    On the subject of inheritance, a curious choice that has triggered discussion (and some mirth) is that made by extremely rich and famous individuals, from Bill Gates to Warren Buffet to Sting. All of them have chosen not to pass on the vast wealth that they have accumulated to their children. Their motives are not ethical but educational, to give their offspring the responsibility of making the most of their own life and employment opportunities and not to gift them an advantage that in the long term could end up undermining their character.


    Beyond the debates of academics and the ideas that circulate in Western countries, it is evident, however, that the real question of inequality and its progression over time concerns mainly the world’s North-South divide.


    A report by the World Bank in 2016, “Taking on Inequality”, pointed out that more than one in every ten people in 2013 lived with less than the 1.90 dollars a day that is understood as the poverty line. Half of these people were in sub-Saharan Africa. However, between 2012 and 2013 one hundred million people emerged from this condition and more than one billion people who, prior to 1990 were considered poor, are no longer poor today, in particular in China, Indonesia and India.

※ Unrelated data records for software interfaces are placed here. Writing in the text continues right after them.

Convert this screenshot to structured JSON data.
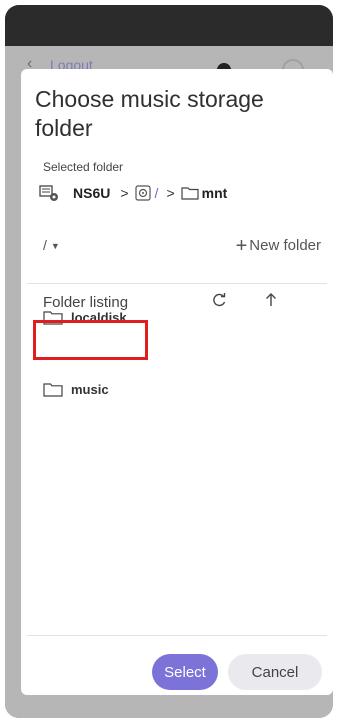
{
  "background": {
    "back_glyph": "‹",
    "logout_label": "Logout"
  },
  "dialog": {
    "title": "Choose music storage folder",
    "selected_label": "Selected folder",
    "path": {
      "nas_name": "NS6U",
      "sep1": ">",
      "root_slash": "/",
      "sep2": ">",
      "folder": "mnt"
    },
    "root_select": "/",
    "new_folder_label": "New folder",
    "listing_header": "Folder listing",
    "folders": [
      "localdisk",
      "music"
    ],
    "select_label": "Select",
    "cancel_label": "Cancel"
  },
  "colors": {
    "accent": "#7b73d8",
    "highlight": "#e01e1e"
  }
}
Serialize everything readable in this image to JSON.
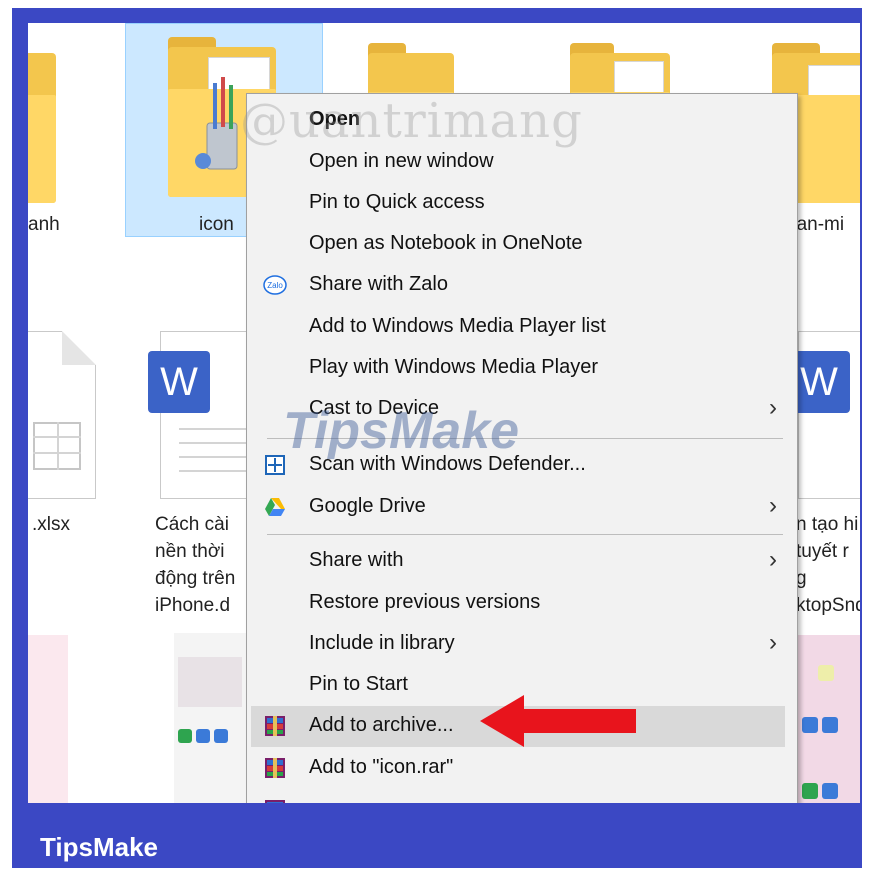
{
  "brand": "TipsMake",
  "watermarks": {
    "top": "@uantrimang",
    "middle": "TipsMake"
  },
  "files": {
    "folder_labels": [
      "anh",
      "icon",
      "han-mi"
    ],
    "doc_labels": {
      "left": ".xlsx",
      "middle": "Cách cài\nnền thời \nđộng trên\niPhone.d",
      "right": "n tạo hi\ntuyết r\ng\nktopSnd"
    }
  },
  "context_menu": {
    "items": [
      {
        "label": "Open",
        "bold": true,
        "icon": "",
        "submenu": false
      },
      {
        "label": "Open in new window",
        "icon": "",
        "submenu": false
      },
      {
        "label": "Pin to Quick access",
        "icon": "",
        "submenu": false
      },
      {
        "label": "Open as Notebook in OneNote",
        "icon": "",
        "submenu": false
      },
      {
        "label": "Share with Zalo",
        "icon": "zalo-icon",
        "submenu": false
      },
      {
        "label": "Add to Windows Media Player list",
        "icon": "",
        "submenu": false
      },
      {
        "label": "Play with Windows Media Player",
        "icon": "",
        "submenu": false
      },
      {
        "label": "Cast to Device",
        "icon": "",
        "submenu": true
      },
      {
        "label": "Scan with Windows Defender...",
        "icon": "windows-defender-icon",
        "submenu": false
      },
      {
        "label": "Google Drive",
        "icon": "google-drive-icon",
        "submenu": true
      },
      {
        "label": "Share with",
        "icon": "",
        "submenu": true
      },
      {
        "label": "Restore previous versions",
        "icon": "",
        "submenu": false
      },
      {
        "label": "Include in library",
        "icon": "",
        "submenu": true
      },
      {
        "label": "Pin to Start",
        "icon": "",
        "submenu": false
      },
      {
        "label": "Add to archive...",
        "icon": "winrar-icon",
        "submenu": false,
        "highlighted": true
      },
      {
        "label": "Add to \"icon.rar\"",
        "icon": "winrar-icon",
        "submenu": false
      }
    ],
    "submenu_glyph": "›",
    "zalo_text": "Zalo"
  },
  "colors": {
    "frame": "#3b48c4",
    "highlight": "#d9d9d9",
    "arrow": "#e8141c",
    "selection": "#cce8ff"
  }
}
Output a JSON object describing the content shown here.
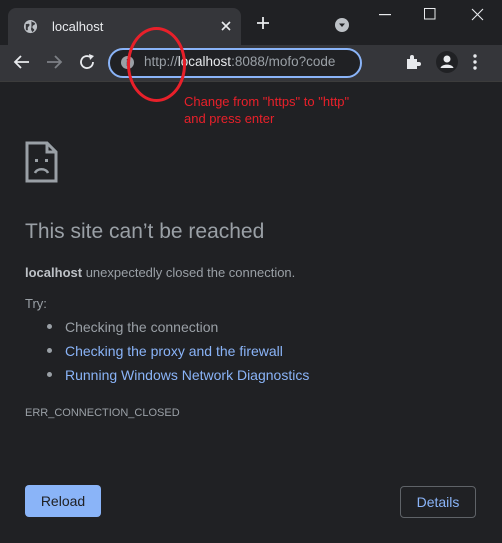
{
  "tab": {
    "title": "localhost"
  },
  "address_bar": {
    "url_scheme": "http://",
    "url_host": "localhost",
    "url_rest": ":8088/mofo?code"
  },
  "annotation": {
    "text": "Change from \"https\" to \"http\" and press enter",
    "color": "#e8202a"
  },
  "error_page": {
    "heading": "This site can’t be reached",
    "host": "localhost",
    "message": " unexpectedly closed the connection.",
    "try_label": "Try:",
    "suggestions": [
      {
        "label": "Checking the connection",
        "link": false
      },
      {
        "label": "Checking the proxy and the firewall",
        "link": true
      },
      {
        "label": "Running Windows Network Diagnostics",
        "link": true
      }
    ],
    "error_code": "ERR_CONNECTION_CLOSED",
    "reload_label": "Reload",
    "details_label": "Details"
  },
  "icons": [
    "globe-icon",
    "close-tab-icon",
    "new-tab-icon",
    "tab-search-icon",
    "minimize-icon",
    "maximize-icon",
    "close-window-icon",
    "back-icon",
    "forward-icon",
    "reload-icon",
    "info-icon",
    "extensions-icon",
    "profile-icon",
    "menu-icon",
    "sad-page-icon"
  ],
  "colors": {
    "accent": "#8ab4f8",
    "background": "#202124",
    "toolbar": "#35363a"
  }
}
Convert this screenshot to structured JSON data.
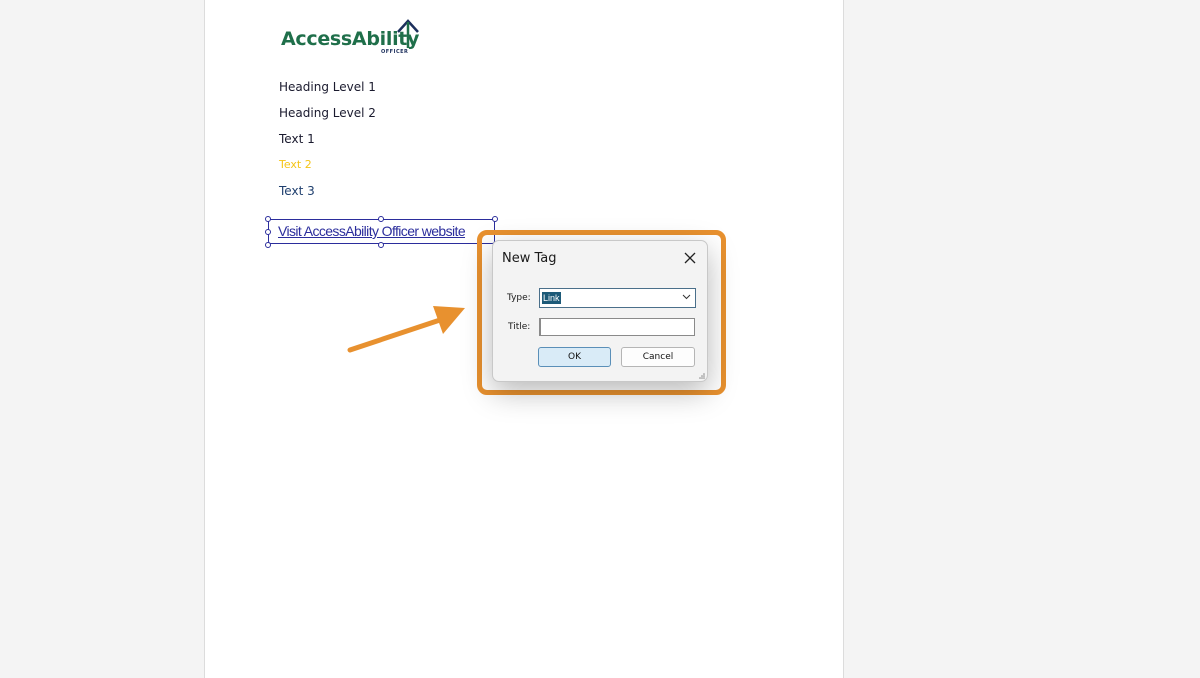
{
  "logo": {
    "text": "AccessAbility",
    "subtext": "OFFICER"
  },
  "document": {
    "lines": [
      {
        "text": "Heading Level 1",
        "color": "#1a1a2e"
      },
      {
        "text": "Heading Level 2",
        "color": "#1a1a2e"
      },
      {
        "text": "Text 1",
        "color": "#1a1a2e"
      },
      {
        "text": "Text 2",
        "color": "#f5c518"
      },
      {
        "text": "Text 3",
        "color": "#1f3f6e"
      }
    ],
    "link_text": "Visit AccessAbility Officer website"
  },
  "dialog": {
    "title": "New Tag",
    "type_label": "Type:",
    "type_value": "Link",
    "title_label": "Title:",
    "title_value": "",
    "ok_label": "OK",
    "cancel_label": "Cancel"
  },
  "colors": {
    "highlight": "#e8912f",
    "link": "#2b2d9c",
    "logo_green": "#1f6f4a",
    "logo_navy": "#1c2f5c"
  }
}
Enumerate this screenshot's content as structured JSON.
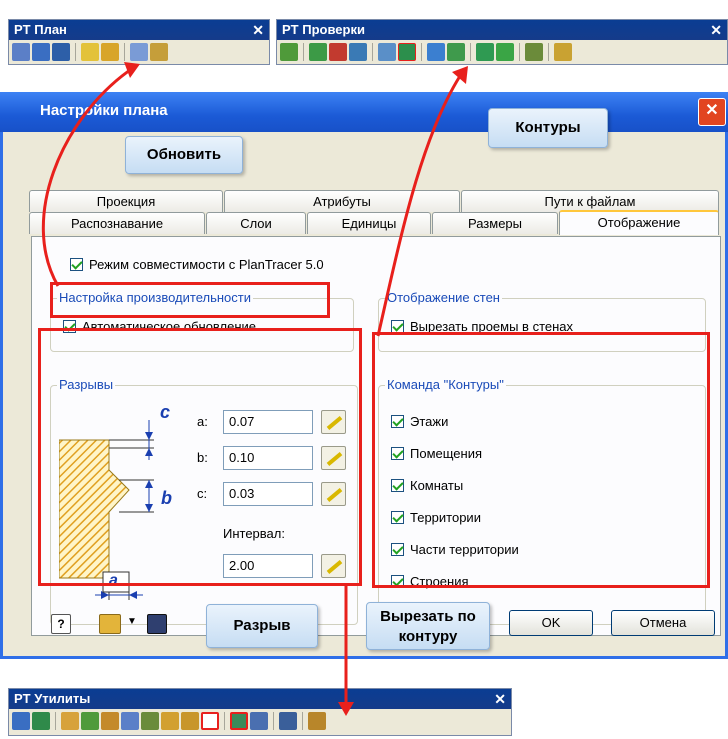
{
  "toolbar_plan": {
    "title": "PT План",
    "close": "✕"
  },
  "toolbar_checks": {
    "title": "PT Проверки",
    "close": "✕"
  },
  "toolbar_utils": {
    "title": "PT Утилиты",
    "close": "✕"
  },
  "dialog": {
    "title": "Настройки плана",
    "close": "✕",
    "tabs_back": [
      "Проекция",
      "Атрибуты",
      "Пути к файлам"
    ],
    "tabs_front": [
      "Распознавание",
      "Слои",
      "Единицы",
      "Размеры",
      "Отображение"
    ],
    "compat_mode": "Режим совместимости с PlanTracer 5.0",
    "perf_group": "Настройка производительности",
    "auto_update": "Автоматическое обновление",
    "walls_group": "Отображение стен",
    "cut_openings": "Вырезать проемы в стенах",
    "gaps_group": "Разрывы",
    "gap_a_label": "a:",
    "gap_a_value": "0.07",
    "gap_b_label": "b:",
    "gap_b_value": "0.10",
    "gap_c_label": "c:",
    "gap_c_value": "0.03",
    "interval_label": "Интервал:",
    "interval_value": "2.00",
    "diagram_c": "c",
    "diagram_b": "b",
    "diagram_a": "a",
    "contours_group": "Команда \"Контуры\"",
    "contour_items": [
      "Этажи",
      "Помещения",
      "Комнаты",
      "Территории",
      "Части территории",
      "Строения"
    ],
    "ok_label": "OK",
    "cancel_label": "Отмена"
  },
  "callouts": {
    "update": "Обновить",
    "contours": "Контуры",
    "gap": "Разрыв",
    "cut_by_contour": "Вырезать по контуру"
  },
  "colors": {
    "accent": "#e8201c",
    "title_blue": "#1b5ad6",
    "group_label": "#1a4bb8"
  }
}
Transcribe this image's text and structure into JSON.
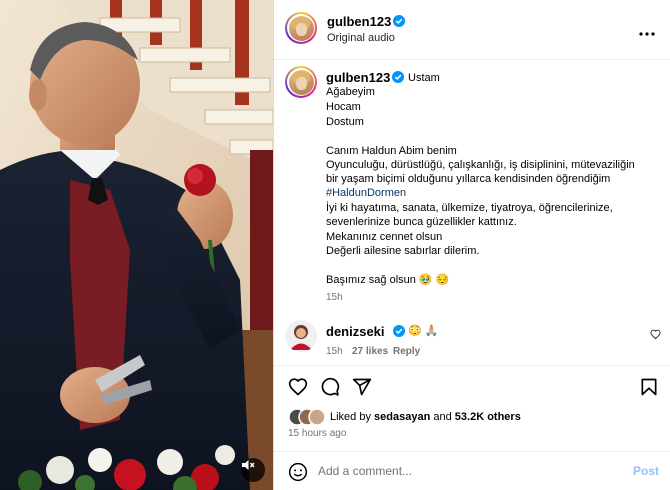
{
  "media": {
    "mute_icon": "speaker-muted-icon"
  },
  "header": {
    "username": "gulben123",
    "verified": true,
    "audio_label": "Original audio",
    "more_icon": "more-horizontal-icon"
  },
  "caption": {
    "username": "gulben123",
    "first_line": "Ustam",
    "lines": [
      "Ağabeyim",
      "Hocam",
      "Dostum",
      "",
      "Canım Haldun Abim benim",
      "Oyunculuğu, dürüstlüğü, çalışkanlığı, iş disiplinini, mütevaziliğin",
      "bir yaşam biçimi olduğunu yıllarca kendisinden öğrendiğim",
      "#HaldunDormen",
      "İyi ki hayatıma, sanata, ülkemize, tiyatroya, öğrencilerinize,",
      "sevenlerinize bunca güzellikler kattınız.",
      "Mekanınız cennet olsun",
      "Değerli ailesine sabırlar dilerim.",
      "",
      "Başımız sağ olsun 🥹 😔"
    ],
    "time": "15h"
  },
  "comment": {
    "username": "denizseki",
    "verified": true,
    "text": "😳 🙏🏼",
    "time": "15h",
    "likes": "27 likes",
    "reply": "Reply"
  },
  "actions": {
    "like_icon": "heart-icon",
    "comment_icon": "comment-icon",
    "share_icon": "share-icon",
    "save_icon": "bookmark-icon"
  },
  "likes": {
    "prefix": "Liked by",
    "user": "sedasayan",
    "and": "and",
    "others": "53.2K others"
  },
  "posted": "15 hours ago",
  "add_comment": {
    "placeholder": "Add a comment...",
    "post_label": "Post",
    "emoji_icon": "emoji-icon"
  },
  "colors": {
    "verified_blue": "#0095f6",
    "hashtag": "#00376b",
    "muted_text": "#737373",
    "post_button": "#90c6f7"
  }
}
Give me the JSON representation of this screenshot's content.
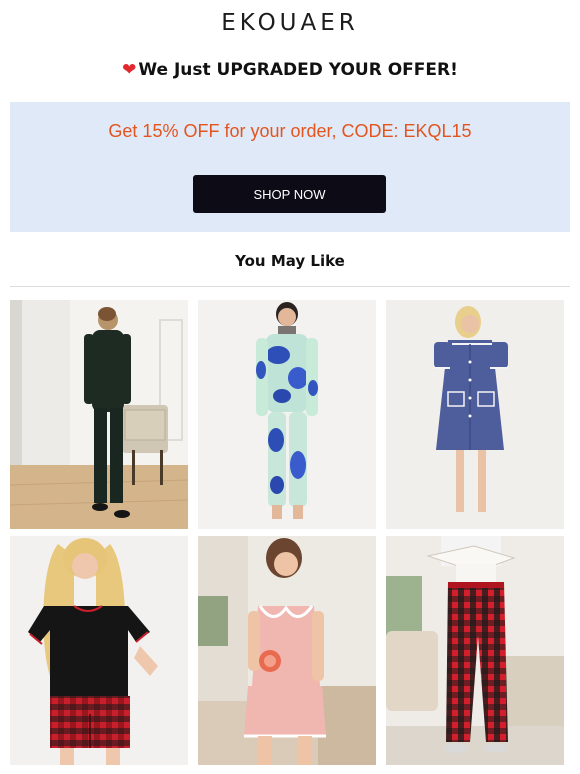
{
  "brand": {
    "logo_text": "EKOUAER"
  },
  "promo": {
    "headline": "We Just UPGRADED YOUR OFFER!",
    "offer_text": "Get 15% OFF for your order, CODE: EKQL15",
    "cta_label": "SHOP NOW",
    "accent_color": "#e2551e",
    "box_color": "#e0e9f8",
    "button_color": "#0d0b16"
  },
  "recommendations": {
    "title": "You May Like",
    "products": [
      {
        "image": "black-button-up-pajama-set-photo"
      },
      {
        "image": "blue-tie-dye-lounge-set-photo"
      },
      {
        "image": "navy-button-front-nightgown-photo"
      },
      {
        "image": "black-tee-red-plaid-shorts-set-photo"
      },
      {
        "image": "pink-satin-cami-shorts-set-photo"
      },
      {
        "image": "red-plaid-pajama-pants-photo"
      }
    ]
  }
}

    The problem, therefore, concerns mainly the continent of Africa. Among the targets fixed by the UN’s 2030 Agenda, many relate explicitly to this theme. This means giving developing countries greater representation in global assemblies, improving policies on immigration, establishing more flexible conditions for trade and tariffs involving poor countries, increasing the flow of investments directed to these areas of the world and reducing by 3% the cost of commissions on remittances by 2030. This latter aspect is particularly relevant: today of the five continents these commissions are highest for the continent of Africa even though they have fallen by 20% since 2011, according to Quartz.